(Page and application data records)

⟨

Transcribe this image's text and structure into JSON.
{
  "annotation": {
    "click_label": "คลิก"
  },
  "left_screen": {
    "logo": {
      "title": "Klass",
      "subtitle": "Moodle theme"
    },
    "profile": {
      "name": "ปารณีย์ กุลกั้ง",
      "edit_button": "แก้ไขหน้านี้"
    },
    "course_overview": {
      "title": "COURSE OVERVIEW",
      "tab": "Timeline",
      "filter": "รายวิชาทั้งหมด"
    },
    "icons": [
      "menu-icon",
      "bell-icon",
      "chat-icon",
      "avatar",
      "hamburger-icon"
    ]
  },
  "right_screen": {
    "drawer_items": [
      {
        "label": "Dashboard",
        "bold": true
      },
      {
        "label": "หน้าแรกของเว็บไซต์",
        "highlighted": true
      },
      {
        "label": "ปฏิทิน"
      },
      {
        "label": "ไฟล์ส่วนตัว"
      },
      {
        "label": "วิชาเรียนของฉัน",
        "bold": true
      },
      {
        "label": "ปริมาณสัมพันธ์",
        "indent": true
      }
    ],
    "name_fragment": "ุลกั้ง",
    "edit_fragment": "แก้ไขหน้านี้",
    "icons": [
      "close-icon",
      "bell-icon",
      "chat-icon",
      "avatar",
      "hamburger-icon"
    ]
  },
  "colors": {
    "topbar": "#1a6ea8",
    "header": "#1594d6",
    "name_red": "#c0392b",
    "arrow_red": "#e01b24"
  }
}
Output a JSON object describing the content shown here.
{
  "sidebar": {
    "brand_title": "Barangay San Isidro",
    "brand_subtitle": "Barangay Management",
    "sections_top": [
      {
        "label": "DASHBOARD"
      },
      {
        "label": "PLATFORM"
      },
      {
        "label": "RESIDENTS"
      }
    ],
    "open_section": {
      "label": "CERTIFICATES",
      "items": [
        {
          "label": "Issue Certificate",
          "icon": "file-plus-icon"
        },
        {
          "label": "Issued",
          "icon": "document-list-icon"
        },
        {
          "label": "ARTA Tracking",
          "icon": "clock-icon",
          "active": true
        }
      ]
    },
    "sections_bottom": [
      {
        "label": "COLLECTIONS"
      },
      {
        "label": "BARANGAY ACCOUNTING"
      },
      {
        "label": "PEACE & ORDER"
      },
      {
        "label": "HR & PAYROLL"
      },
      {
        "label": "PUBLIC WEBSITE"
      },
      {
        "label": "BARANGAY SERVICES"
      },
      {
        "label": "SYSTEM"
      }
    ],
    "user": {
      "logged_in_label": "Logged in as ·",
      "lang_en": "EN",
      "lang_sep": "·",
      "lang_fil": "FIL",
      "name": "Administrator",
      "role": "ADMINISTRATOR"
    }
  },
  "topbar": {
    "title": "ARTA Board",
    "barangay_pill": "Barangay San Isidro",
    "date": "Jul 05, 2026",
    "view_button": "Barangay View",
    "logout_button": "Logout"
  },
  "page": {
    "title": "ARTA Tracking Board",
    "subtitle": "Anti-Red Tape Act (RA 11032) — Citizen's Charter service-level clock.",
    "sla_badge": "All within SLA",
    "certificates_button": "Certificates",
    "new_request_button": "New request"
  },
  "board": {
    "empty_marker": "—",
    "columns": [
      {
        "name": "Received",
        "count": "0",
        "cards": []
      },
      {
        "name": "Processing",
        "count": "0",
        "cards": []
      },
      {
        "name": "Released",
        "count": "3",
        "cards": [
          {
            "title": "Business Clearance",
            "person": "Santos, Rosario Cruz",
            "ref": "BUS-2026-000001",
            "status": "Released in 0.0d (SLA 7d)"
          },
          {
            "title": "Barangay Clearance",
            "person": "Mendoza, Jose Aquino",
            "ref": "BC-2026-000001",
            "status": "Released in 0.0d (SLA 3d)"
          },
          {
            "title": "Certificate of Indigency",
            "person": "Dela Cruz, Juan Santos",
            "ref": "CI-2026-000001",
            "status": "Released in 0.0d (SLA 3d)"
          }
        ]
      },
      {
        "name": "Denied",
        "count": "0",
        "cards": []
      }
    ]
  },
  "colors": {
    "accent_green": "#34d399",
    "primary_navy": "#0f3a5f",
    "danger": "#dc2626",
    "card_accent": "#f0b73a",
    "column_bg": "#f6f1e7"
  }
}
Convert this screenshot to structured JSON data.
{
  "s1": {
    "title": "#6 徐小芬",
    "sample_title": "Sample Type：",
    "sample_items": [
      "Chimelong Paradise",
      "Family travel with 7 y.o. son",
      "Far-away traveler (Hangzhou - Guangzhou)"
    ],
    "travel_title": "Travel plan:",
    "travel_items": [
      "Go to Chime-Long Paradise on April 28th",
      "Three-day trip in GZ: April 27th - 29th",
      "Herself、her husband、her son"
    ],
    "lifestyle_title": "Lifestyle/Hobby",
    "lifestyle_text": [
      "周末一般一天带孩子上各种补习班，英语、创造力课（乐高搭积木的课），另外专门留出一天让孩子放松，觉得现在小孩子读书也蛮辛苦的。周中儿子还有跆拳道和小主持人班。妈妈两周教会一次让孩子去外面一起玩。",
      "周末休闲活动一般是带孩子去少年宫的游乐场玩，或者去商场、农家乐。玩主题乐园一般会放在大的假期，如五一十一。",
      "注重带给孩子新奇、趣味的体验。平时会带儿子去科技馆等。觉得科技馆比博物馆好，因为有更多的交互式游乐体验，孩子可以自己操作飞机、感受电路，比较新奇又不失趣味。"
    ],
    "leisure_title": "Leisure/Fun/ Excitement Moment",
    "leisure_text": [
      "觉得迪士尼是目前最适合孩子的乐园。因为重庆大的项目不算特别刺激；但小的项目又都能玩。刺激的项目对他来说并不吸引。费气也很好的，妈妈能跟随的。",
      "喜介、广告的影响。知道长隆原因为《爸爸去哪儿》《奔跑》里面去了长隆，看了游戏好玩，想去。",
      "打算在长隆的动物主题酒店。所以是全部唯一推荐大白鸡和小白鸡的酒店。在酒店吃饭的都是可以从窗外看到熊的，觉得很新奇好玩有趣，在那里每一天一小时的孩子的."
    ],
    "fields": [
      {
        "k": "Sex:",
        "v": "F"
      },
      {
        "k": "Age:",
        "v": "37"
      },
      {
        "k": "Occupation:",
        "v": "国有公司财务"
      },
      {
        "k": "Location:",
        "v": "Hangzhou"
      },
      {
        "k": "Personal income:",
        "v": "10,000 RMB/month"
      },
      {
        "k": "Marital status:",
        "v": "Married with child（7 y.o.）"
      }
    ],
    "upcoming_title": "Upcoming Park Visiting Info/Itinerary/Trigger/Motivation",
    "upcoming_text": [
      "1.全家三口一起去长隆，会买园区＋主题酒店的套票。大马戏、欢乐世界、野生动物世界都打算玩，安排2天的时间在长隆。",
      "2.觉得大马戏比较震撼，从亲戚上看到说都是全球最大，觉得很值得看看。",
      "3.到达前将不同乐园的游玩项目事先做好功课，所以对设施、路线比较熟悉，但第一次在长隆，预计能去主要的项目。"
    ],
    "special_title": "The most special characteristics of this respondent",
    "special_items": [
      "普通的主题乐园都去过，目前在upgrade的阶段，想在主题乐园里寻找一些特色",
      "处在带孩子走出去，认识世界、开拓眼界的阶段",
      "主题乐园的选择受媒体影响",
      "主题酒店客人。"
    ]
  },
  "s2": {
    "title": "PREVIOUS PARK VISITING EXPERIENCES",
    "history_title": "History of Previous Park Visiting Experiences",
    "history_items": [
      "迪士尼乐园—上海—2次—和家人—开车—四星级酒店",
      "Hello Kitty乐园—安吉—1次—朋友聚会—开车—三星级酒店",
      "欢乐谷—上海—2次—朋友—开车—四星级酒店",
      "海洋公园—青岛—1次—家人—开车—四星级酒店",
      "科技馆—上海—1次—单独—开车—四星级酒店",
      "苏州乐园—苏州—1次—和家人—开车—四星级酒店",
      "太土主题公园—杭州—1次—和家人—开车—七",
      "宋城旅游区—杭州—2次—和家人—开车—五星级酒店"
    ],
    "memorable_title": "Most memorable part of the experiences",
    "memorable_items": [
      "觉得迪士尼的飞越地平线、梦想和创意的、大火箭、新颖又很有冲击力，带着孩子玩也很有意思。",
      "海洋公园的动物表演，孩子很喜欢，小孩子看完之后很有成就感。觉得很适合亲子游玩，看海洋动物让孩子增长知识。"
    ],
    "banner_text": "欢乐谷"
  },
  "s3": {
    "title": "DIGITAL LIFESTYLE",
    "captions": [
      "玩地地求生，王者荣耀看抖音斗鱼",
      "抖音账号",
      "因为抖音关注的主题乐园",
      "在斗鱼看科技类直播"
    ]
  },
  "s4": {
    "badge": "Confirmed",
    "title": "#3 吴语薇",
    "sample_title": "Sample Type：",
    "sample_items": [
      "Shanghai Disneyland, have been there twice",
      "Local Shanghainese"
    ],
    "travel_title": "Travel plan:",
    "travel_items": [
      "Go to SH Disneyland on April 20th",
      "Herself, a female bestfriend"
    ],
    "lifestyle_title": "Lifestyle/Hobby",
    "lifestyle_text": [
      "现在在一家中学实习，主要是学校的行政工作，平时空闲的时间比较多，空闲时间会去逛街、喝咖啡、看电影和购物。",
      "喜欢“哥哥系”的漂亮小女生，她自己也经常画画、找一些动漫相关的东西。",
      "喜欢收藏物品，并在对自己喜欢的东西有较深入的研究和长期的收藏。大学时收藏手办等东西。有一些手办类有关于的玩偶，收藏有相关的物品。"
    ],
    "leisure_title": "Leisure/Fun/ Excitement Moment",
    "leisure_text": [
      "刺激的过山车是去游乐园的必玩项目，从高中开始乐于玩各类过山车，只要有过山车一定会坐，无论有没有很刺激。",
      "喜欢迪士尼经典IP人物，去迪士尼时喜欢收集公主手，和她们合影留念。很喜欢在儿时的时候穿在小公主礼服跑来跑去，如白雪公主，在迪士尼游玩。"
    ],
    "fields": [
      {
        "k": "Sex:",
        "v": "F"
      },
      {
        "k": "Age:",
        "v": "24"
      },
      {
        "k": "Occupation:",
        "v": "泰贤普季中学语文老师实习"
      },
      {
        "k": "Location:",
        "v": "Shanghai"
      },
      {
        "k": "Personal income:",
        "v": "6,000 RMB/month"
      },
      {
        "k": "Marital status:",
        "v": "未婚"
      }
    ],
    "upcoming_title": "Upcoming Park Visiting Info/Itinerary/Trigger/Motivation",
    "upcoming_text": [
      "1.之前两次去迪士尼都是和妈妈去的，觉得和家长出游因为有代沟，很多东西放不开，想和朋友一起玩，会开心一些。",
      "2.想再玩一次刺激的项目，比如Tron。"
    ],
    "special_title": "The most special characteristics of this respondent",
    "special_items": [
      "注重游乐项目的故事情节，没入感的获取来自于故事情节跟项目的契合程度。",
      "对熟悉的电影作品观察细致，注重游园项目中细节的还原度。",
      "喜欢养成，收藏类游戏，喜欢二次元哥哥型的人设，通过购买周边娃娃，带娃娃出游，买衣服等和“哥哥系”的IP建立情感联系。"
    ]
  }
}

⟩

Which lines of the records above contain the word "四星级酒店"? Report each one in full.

      "迪士尼乐园—上海—2次—和家人—开车—四星级酒店",
      "欢乐谷—上海—2次—朋友—开车—四星级酒店",
      "海洋公园—青岛—1次—家人—开车—四星级酒店",
      "科技馆—上海—1次—单独—开车—四星级酒店",
      "苏州乐园—苏州—1次—和家人—开车—四星级酒店",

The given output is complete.